**HOW TO COMPLETE THIS TASK**:
Reply with only a number, the count of lines in the listing that include the word "Orbit".
"""
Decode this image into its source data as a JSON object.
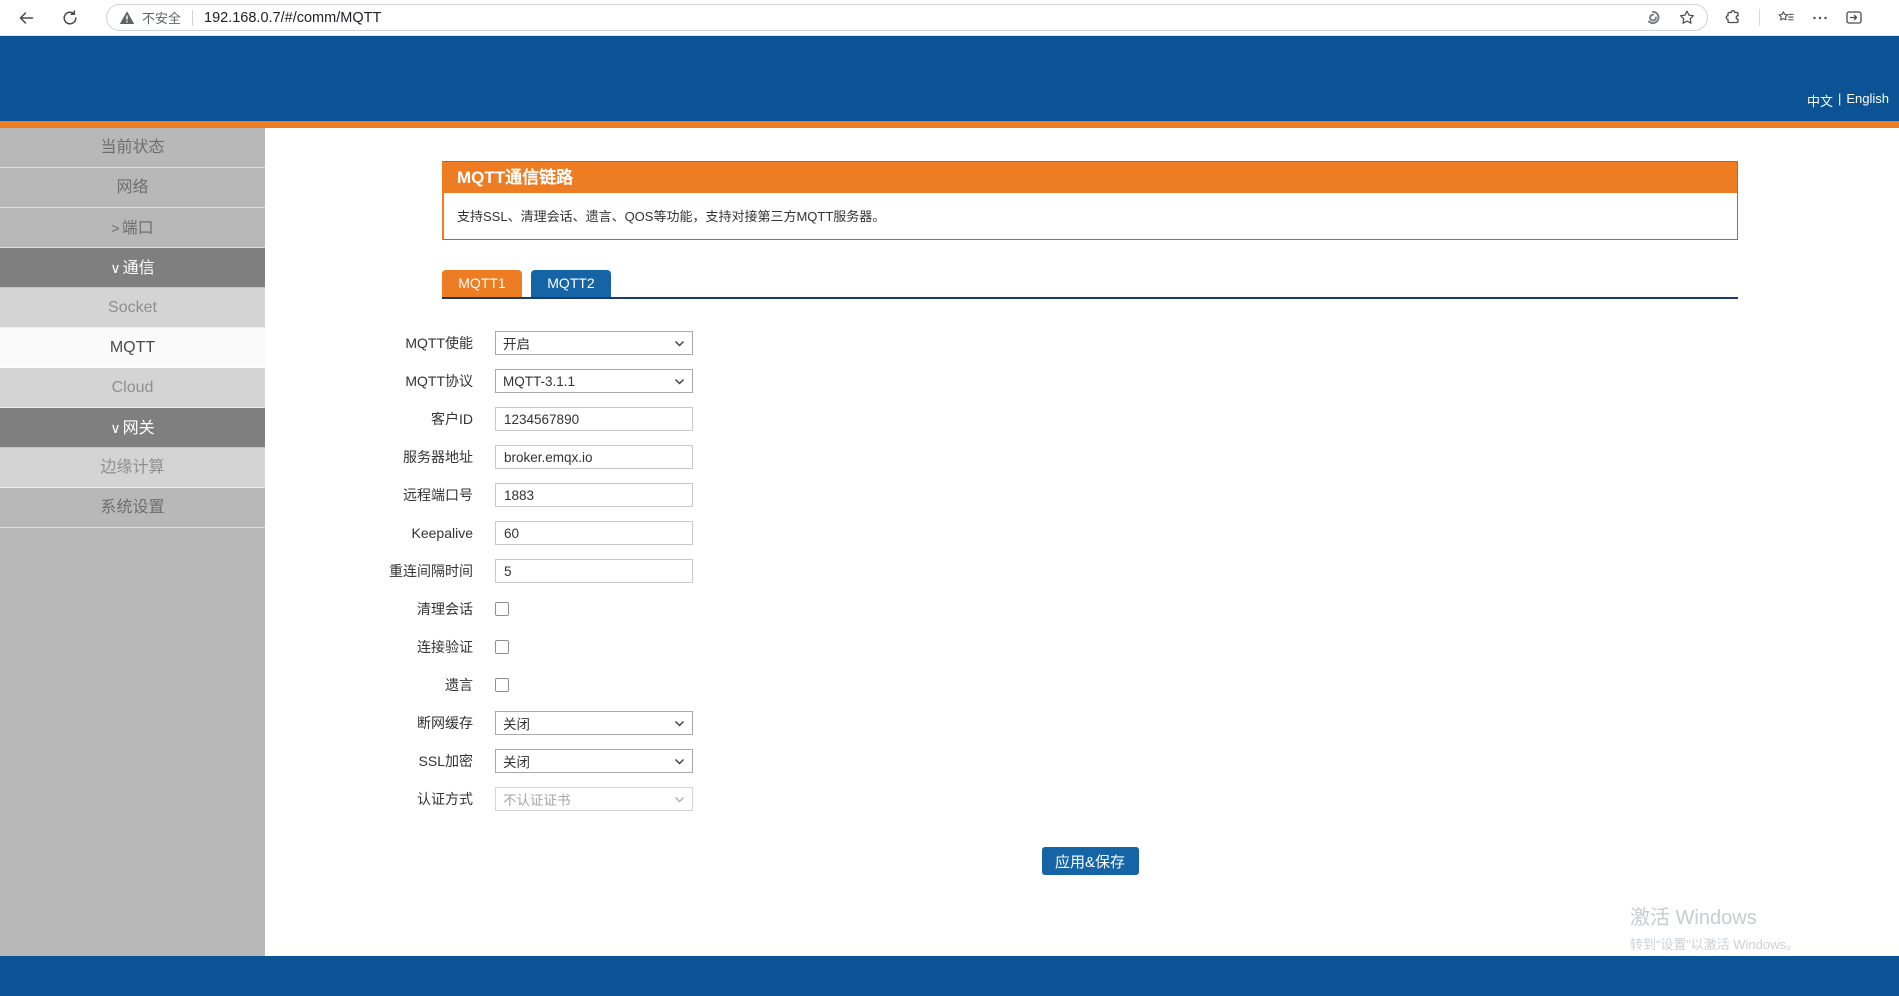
{
  "browser": {
    "security_label": "不安全",
    "url": "192.168.0.7/#/comm/MQTT"
  },
  "header": {
    "lang_zh": "中文",
    "lang_separator": "|",
    "lang_en": "English"
  },
  "sidebar": {
    "items": [
      {
        "label": "当前状态",
        "type": "item"
      },
      {
        "label": "网络",
        "type": "item"
      },
      {
        "label": "端口",
        "prefix": ">",
        "type": "group-collapsed"
      },
      {
        "label": "通信",
        "prefix": "∨",
        "type": "group-expanded"
      },
      {
        "label": "Socket",
        "type": "subitem"
      },
      {
        "label": "MQTT",
        "type": "subitem-selected"
      },
      {
        "label": "Cloud",
        "type": "subitem"
      },
      {
        "label": "网关",
        "prefix": "∨",
        "type": "group-expanded"
      },
      {
        "label": "边缘计算",
        "type": "subitem"
      },
      {
        "label": "系统设置",
        "type": "item"
      }
    ]
  },
  "main": {
    "panel_title": "MQTT通信链路",
    "panel_desc": "支持SSL、清理会话、遗言、QOS等功能，支持对接第三方MQTT服务器。",
    "tabs": [
      {
        "label": "MQTT1",
        "active": true
      },
      {
        "label": "MQTT2",
        "active": false
      }
    ],
    "form": {
      "fields": [
        {
          "label": "MQTT使能",
          "type": "select",
          "value": "开启"
        },
        {
          "label": "MQTT协议",
          "type": "select",
          "value": "MQTT-3.1.1"
        },
        {
          "label": "客户ID",
          "type": "input",
          "value": "1234567890"
        },
        {
          "label": "服务器地址",
          "type": "input",
          "value": "broker.emqx.io"
        },
        {
          "label": "远程端口号",
          "type": "input",
          "value": "1883"
        },
        {
          "label": "Keepalive",
          "type": "input",
          "value": "60"
        },
        {
          "label": "重连间隔时间",
          "type": "input",
          "value": "5"
        },
        {
          "label": "清理会话",
          "type": "checkbox",
          "checked": false
        },
        {
          "label": "连接验证",
          "type": "checkbox",
          "checked": false
        },
        {
          "label": "遗言",
          "type": "checkbox",
          "checked": false
        },
        {
          "label": "断网缓存",
          "type": "select",
          "value": "关闭"
        },
        {
          "label": "SSL加密",
          "type": "select",
          "value": "关闭"
        },
        {
          "label": "认证方式",
          "type": "select",
          "value": "不认证证书",
          "disabled": true
        }
      ]
    },
    "apply_label": "应用&保存"
  },
  "watermark": {
    "line1": "激活 Windows",
    "line2": "转到“设置”以激活 Windows。"
  }
}
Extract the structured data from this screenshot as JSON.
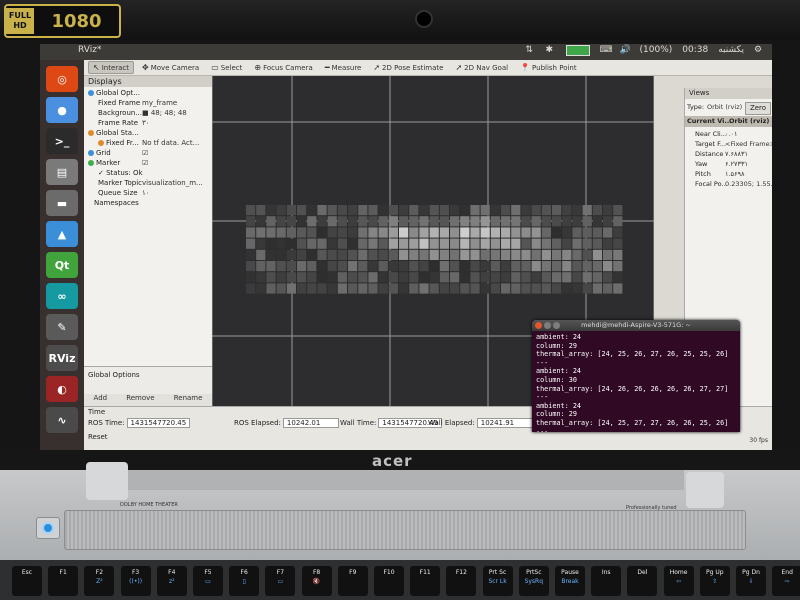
{
  "bezel": {
    "hd_full": "FULL HD",
    "hd_1080": "1080"
  },
  "laptop": {
    "brand": "acer",
    "dolby": "DOLBY HOME THEATER",
    "pro_sound": "Professionally tuned"
  },
  "topbar": {
    "title": "RViz*",
    "battery": "(100%)",
    "clock": "00:38",
    "day": "یکشنبه"
  },
  "launcher": {
    "items": [
      {
        "name": "ubuntu-icon",
        "label": "◎",
        "color": "#dd4814"
      },
      {
        "name": "chrome-icon",
        "label": "●",
        "color": "#4a8fe0"
      },
      {
        "name": "terminal-icon",
        "label": ">_",
        "color": "#2b2b2b"
      },
      {
        "name": "files-icon",
        "label": "▤",
        "color": "#7a7a7a"
      },
      {
        "name": "drive-icon",
        "label": "▬",
        "color": "#6b6b6b"
      },
      {
        "name": "qtcreator-icon",
        "label": "▲",
        "color": "#3a8fd8"
      },
      {
        "name": "qt-icon",
        "label": "Qt",
        "color": "#41a33b"
      },
      {
        "name": "arduino-icon",
        "label": "∞",
        "color": "#149aa0"
      },
      {
        "name": "editor-icon",
        "label": "✎",
        "color": "#5a5a5a"
      },
      {
        "name": "rviz-icon",
        "label": "RViz",
        "color": "#4c4c4c"
      },
      {
        "name": "rqt-icon",
        "label": "◐",
        "color": "#9b2525"
      },
      {
        "name": "monitor-icon",
        "label": "∿",
        "color": "#4a4a4a"
      }
    ]
  },
  "toolbar": {
    "items": [
      {
        "name": "interact-tool",
        "label": "Interact",
        "icon": "↖",
        "active": true
      },
      {
        "name": "move-camera-tool",
        "label": "Move Camera",
        "icon": "✥",
        "active": false
      },
      {
        "name": "select-tool",
        "label": "Select",
        "icon": "▭",
        "active": false
      },
      {
        "name": "focus-camera-tool",
        "label": "Focus Camera",
        "icon": "⊕",
        "active": false
      },
      {
        "name": "measure-tool",
        "label": "Measure",
        "icon": "━",
        "active": false
      },
      {
        "name": "2d-pose-estimate-tool",
        "label": "2D Pose Estimate",
        "icon": "➚",
        "active": false
      },
      {
        "name": "2d-nav-goal-tool",
        "label": "2D Nav Goal",
        "icon": "➚",
        "active": false
      },
      {
        "name": "publish-point-tool",
        "label": "Publish Point",
        "icon": "📍",
        "active": false
      }
    ]
  },
  "displays": {
    "title": "Displays",
    "rows": [
      {
        "key": "Global Opt...",
        "value": "",
        "indent": 4,
        "dot": "#3c8fd8"
      },
      {
        "key": "Fixed Frame",
        "value": "my_frame",
        "indent": 14,
        "dot": ""
      },
      {
        "key": "Backgroun...",
        "value": "■ 48; 48; 48",
        "indent": 14,
        "dot": ""
      },
      {
        "key": "Frame Rate",
        "value": "۳۰",
        "indent": 14,
        "dot": ""
      },
      {
        "key": "Global Sta...",
        "value": "",
        "indent": 4,
        "dot": "#e08a2a"
      },
      {
        "key": "Fixed Fr...",
        "value": "No tf data. Act...",
        "indent": 14,
        "dot": "#e08a2a"
      },
      {
        "key": "Grid",
        "value": "☑",
        "indent": 4,
        "dot": "#3c8fd8"
      },
      {
        "key": "Marker",
        "value": "☑",
        "indent": 4,
        "dot": "#3cb04a"
      },
      {
        "key": "✓ Status: Ok",
        "value": "",
        "indent": 14,
        "dot": ""
      },
      {
        "key": "Marker Topic",
        "value": "visualization_m...",
        "indent": 14,
        "dot": ""
      },
      {
        "key": "Queue Size",
        "value": "۱۰",
        "indent": 14,
        "dot": ""
      },
      {
        "key": "Namespaces",
        "value": "",
        "indent": 10,
        "dot": ""
      }
    ],
    "global_options_label": "Global Options",
    "buttons": {
      "add": "Add",
      "remove": "Remove",
      "rename": "Rename"
    }
  },
  "views": {
    "title": "Views",
    "type_label": "Type:",
    "type_value": "Orbit (rviz)",
    "zero": "Zero",
    "current_label": "Current Vi...",
    "current_value": "Orbit (rviz)",
    "rows": [
      {
        "key": "Near Cli...",
        "value": "۰.۰۱"
      },
      {
        "key": "Target F...",
        "value": "<Fixed Frame>"
      },
      {
        "key": "Distance",
        "value": "۷.۶۸۸۳۱"
      },
      {
        "key": "Yaw",
        "value": "۶.۲۷۳۳۱"
      },
      {
        "key": "Pitch",
        "value": "۱.۵۶۹۸"
      },
      {
        "key": "Focal Po...",
        "value": "0.23305; 1.55..."
      }
    ]
  },
  "time": {
    "title": "Time",
    "ros_time_label": "ROS Time:",
    "ros_time": "1431547720.45",
    "ros_elapsed_label": "ROS Elapsed:",
    "ros_elapsed": "10242.01",
    "wall_time_label": "Wall Time:",
    "wall_time": "1431547720.49",
    "wall_elapsed_label": "Wall Elapsed:",
    "wall_elapsed": "10241.91",
    "reset": "Reset",
    "fps": "30 fps"
  },
  "terminal": {
    "title": "mehdi@mehdi-Aspire-V3-571G: ~",
    "lines": [
      "ambient: 24",
      "column: 29",
      "thermal_array: [24, 25, 26, 27, 26, 25, 25, 26]",
      "---",
      "ambient: 24",
      "column: 30",
      "thermal_array: [24, 26, 26, 26, 26, 26, 27, 27]",
      "---",
      "ambient: 24",
      "column: 29",
      "thermal_array: [24, 25, 27, 27, 26, 26, 25, 26]",
      "---"
    ]
  },
  "keyboard": {
    "keys": [
      {
        "l": "Esc",
        "s": ""
      },
      {
        "l": "F1",
        "s": ""
      },
      {
        "l": "F2",
        "s": "Z²"
      },
      {
        "l": "F3",
        "s": "((•))"
      },
      {
        "l": "F4",
        "s": "z²"
      },
      {
        "l": "F5",
        "s": "▭"
      },
      {
        "l": "F6",
        "s": "▯"
      },
      {
        "l": "F7",
        "s": "▭"
      },
      {
        "l": "F8",
        "s": "🔇"
      },
      {
        "l": "F9",
        "s": ""
      },
      {
        "l": "F10",
        "s": ""
      },
      {
        "l": "F11",
        "s": ""
      },
      {
        "l": "F12",
        "s": ""
      },
      {
        "l": "Prt Sc",
        "s": "Scr Lk"
      },
      {
        "l": "PrtSc",
        "s": "SysRq"
      },
      {
        "l": "Pause",
        "s": "Break"
      },
      {
        "l": "Ins",
        "s": ""
      },
      {
        "l": "Del",
        "s": ""
      },
      {
        "l": "Home",
        "s": "⇦"
      },
      {
        "l": "Pg Up",
        "s": "⇧"
      },
      {
        "l": "Pg Dn",
        "s": "⇩"
      },
      {
        "l": "End",
        "s": "⇨"
      }
    ]
  },
  "colors": {
    "view_bg": "#2d2d2f",
    "grid_line": "#9a9a9a",
    "terminal_bg": "#300a24"
  }
}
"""
**WRITTEN RESPONSE**:
2